Keeping it simple
COMMERCE CITY, Colo. -- For the most part, Gary Smith just stood there, hands tucked into the pockets of his thick Rapids coat, as close to the playing field as the chalk barrier permitted. Every now and then he waved or pointed. Rarely did Colorado's head coach resort to the use of his booming voice. There was no need, after all.
In the bitter mid-20s, with the wind tearing over the Rocky Mountains and into the valley, Smith's Rapids were a paradigm of organization. They took apart the San Jose Earthquakes, which had been the postseason's Cinderella story, in a 1-0 win to reach the MLS Cup final in Toronto.
When Smith, an Englishman who spent his playing career with Fulham, took over the last-place Rapids from Fernando Clavijo in the middle of the 2008 season (first as an interim; then full-time as of the 2009 season), he set out to do a few simple things: to improve morale, to get players to reach their potential, to sharpen the team's organization.
"The guys were low on confidence, but there were good players in the group," said Smith on Saturday. "The first challenge was to really get the guys back on track and to get them back into that mindset of believing in themselves again."
The charming former midfield bruiser succeeded, integrating himself and his staff into the group, like a true players' manager. "He's got everybody on the same page and everybody confident," said striker Conor Casey, who joined the club in 2007. "That goes a long way."
With morale at a high, Smith set about helping his players improve at their respective positions, suggesting that they train individually and outside of team training hours. The players bought into this culture change, most notably exemplified by the rise of home-grown draftees such as striker Omar Cummings and wing back Kosuke Kimura, who scored the winner Saturday night.
"He brought his own philosophy and he has a good way of articulating his philosophy in a way that makes sense to the players," said club captain Pablo Mastroeni. "Everyone believes in his way of thinking."
Smith doled out very specific task lists in his classic English basic 4-4-2, forgoing the complicated instructions most modern coaches insist on.
"He's really specific in what he wants from each individual player," said Mastroeni, who has been on the Rapids since 2002. "Going into every game, every player knows what's expected of him. He has an individual philosophy for each player in each position and then he has a collective team philosophy."
That was especially evident last night, when every player focused on a simple task: Casey was the target man; Cummings played off the last defender's shoulder; midfielder Brian Mullan was largely responsible for sending through balls; Mastroeni and Jeff Larentowicz held the midfield and distributed short passes.

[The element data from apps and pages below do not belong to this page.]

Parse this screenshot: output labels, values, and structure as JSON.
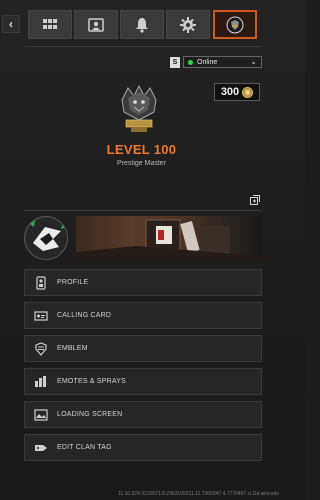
{
  "topbar": {
    "tabs": [
      {
        "name": "grid"
      },
      {
        "name": "social"
      },
      {
        "name": "notifications"
      },
      {
        "name": "settings"
      },
      {
        "name": "profile",
        "active": true
      }
    ]
  },
  "status": {
    "badge": "S",
    "value": "Online",
    "dot_color": "#39d24a"
  },
  "currency": {
    "amount": "300"
  },
  "player": {
    "level": "LEVEL 100",
    "rank_name": "Prestige Master"
  },
  "menu": {
    "items": [
      {
        "label": "PROFILE",
        "icon": "profile-icon"
      },
      {
        "label": "CALLING CARD",
        "icon": "calling-card-icon"
      },
      {
        "label": "EMBLEM",
        "icon": "emblem-icon"
      },
      {
        "label": "EMOTES & SPRAYS",
        "icon": "emotes-icon"
      },
      {
        "label": "LOADING SCREEN",
        "icon": "loading-screen-icon"
      },
      {
        "label": "EDIT CLAN TAG",
        "icon": "clan-tag-icon"
      }
    ]
  },
  "build": "11.10.224.3210571.8.2963105211.11.7300347.4.7770497.cl.Ga.wincode",
  "colors": {
    "accent": "#f07a2a",
    "active_tab_border": "#d05a1e"
  }
}
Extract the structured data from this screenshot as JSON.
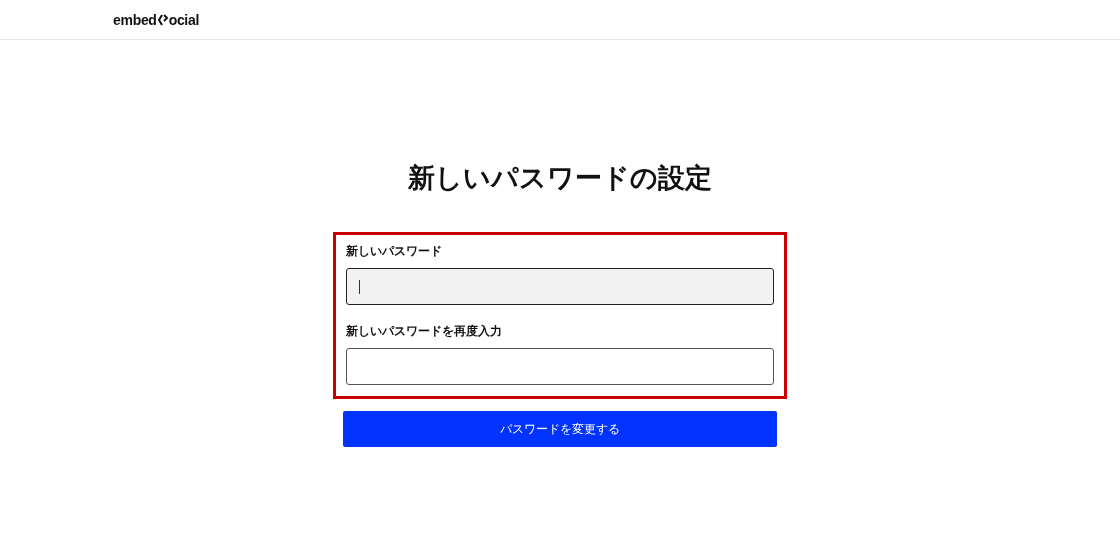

This allowed the speedy Rapids to play circles around the Earthquakes and create far more chances with their quick, crisp ball movement than the one goal suggests.
It all boiled down to simple things that have become increasingly rare as soccer has become more sophisticated. That the beautiful game is also the simplest of games is often lost on managers, who are keen on outwitting the competition with crafty formations.
"This group works hard, every day they train hard," said Smith. "They condition themselves mentally and physically every day of the week, and when they come out and play, they've got a good understanding of what's expected of them and they've got a great physical capability of achieving that as well. That's it. Football's a simple game."
"You can blind yourself with science," said Smith's right-hand man, Steve Guppy, "but it really is quite a simple game. If you stick to your task and do your job, you can turn out some nice soccer."
Smith has a saying scribbled on a blackboard in his office: "Live simply, do more, expect less."
Regardless of who they play in next Sunday's MLS Cup final, expecting less might be difficult for this Rapids team. It's that simple.
Leander Schaerlaeckens is a soccer writer for ESPN.com. He can be reached at firstname.lastname@example.org.